80.5% of these peppers come from three main regions: Mexico with 58% of the production, being the state of Sinaloa, its leading grower; California with 14.5%, distributed between what is grown in the San Joaquin Valley, Coachella, and the south of the state; and Florida with 8%, mainly in the Panhandle region. These regions complement each other to produce year-round, which makes it possible to enjoy fresh peppers on the table all the time.
The increase in the volume of this vegetable is mainly related to the number of peppers imported by the US. Mexico has had an increase in its production volumes of 40% compared to 2015, the growth of this region has been maintained for the last years, and it was one of the products that the pandemic did not affect.
On the other hand, California, the leading producer of peppers within the United States, has decreased its production volumes by 19% compared to 2015. This decrease has been constant in recent years, reaching its lowest level in 2020.
When analyzing the prices that the final consumer pays for peppers at the national level, we can see how the green bell pepper is the most economical, exceeding in only one week of 2020 the price of $1 per bell pepper, while the other varieties even exceed $2 per unit in some weeks and do not decrease to less than $1 per each.
Other benefits of this vegetable, in addition to those already mentioned, are: preventing diabetes, regulating inflammation, protecting the body against osteoporosis, among others.
We hope that the demand for this product will continue to increase, both for its nutritional benefits and because it can be consumed without fear of ingesting excess calories and carbohydrates.
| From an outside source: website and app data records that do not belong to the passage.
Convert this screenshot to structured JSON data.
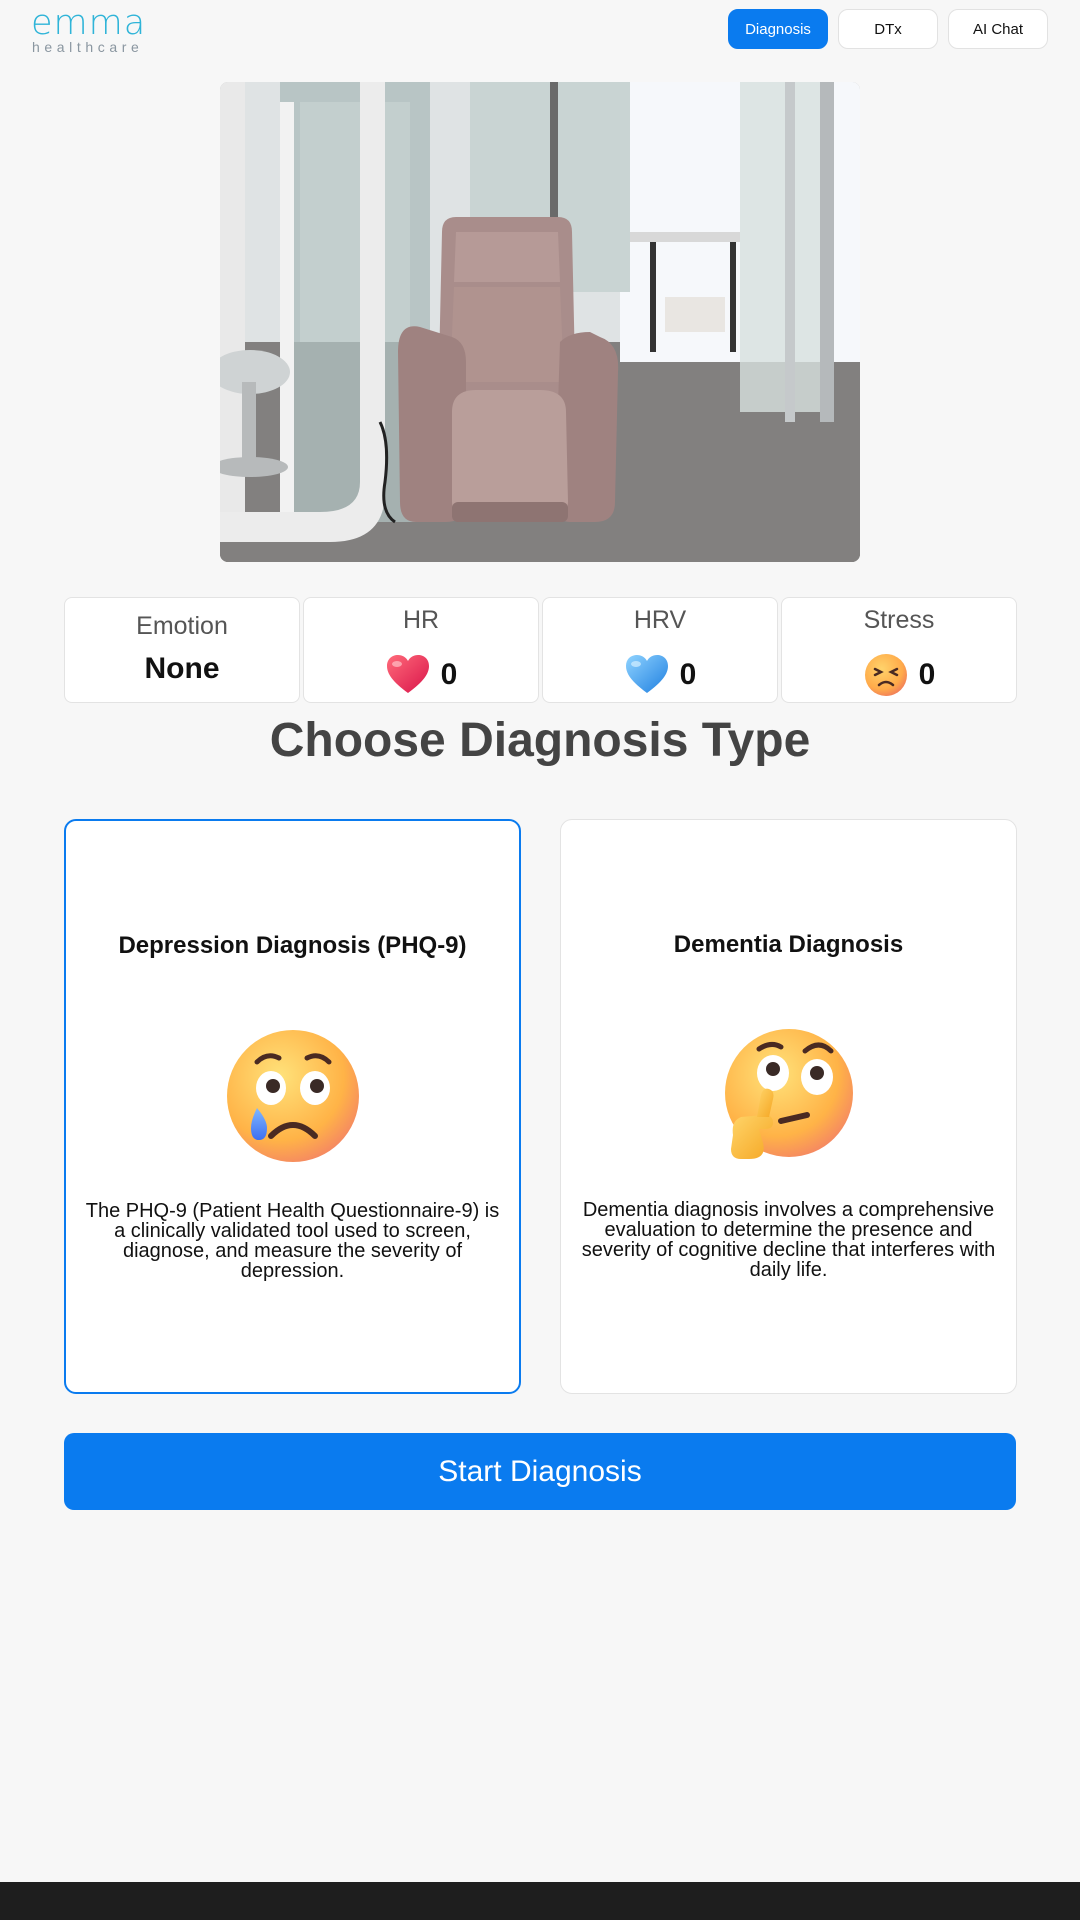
{
  "brand": {
    "name": "emma",
    "tagline": "healthcare"
  },
  "nav": {
    "diagnosis": "Diagnosis",
    "dtx": "DTx",
    "ai_chat": "AI Chat",
    "active": "Diagnosis",
    "active_color": "#0a7bef"
  },
  "metrics": {
    "emotion": {
      "label": "Emotion",
      "value": "None"
    },
    "hr": {
      "label": "HR",
      "value": "0",
      "icon": "red-heart-icon"
    },
    "hrv": {
      "label": "HRV",
      "value": "0",
      "icon": "blue-heart-icon"
    },
    "stress": {
      "label": "Stress",
      "value": "0",
      "icon": "stressed-face-icon"
    }
  },
  "section_title": "Choose Diagnosis Type",
  "cards": [
    {
      "title": "Depression Diagnosis (PHQ-9)",
      "icon": "sad-face-with-tear-icon",
      "description": "The PHQ-9 (Patient Health Questionnaire-9) is a clinically validated tool used to screen, diagnose, and measure the severity of depression.",
      "selected": true
    },
    {
      "title": "Dementia Diagnosis",
      "icon": "thinking-face-icon",
      "description": "Dementia diagnosis involves a comprehensive evaluation to determine the presence and severity of cognitive decline that interferes with daily life.",
      "selected": false
    }
  ],
  "start_button": "Start Diagnosis"
}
Above all, it is an excellent source of vitamin C, an essential vitamin to regulate the immune system and prevent and treat respiratory problems.
Article Courtesy of AgTools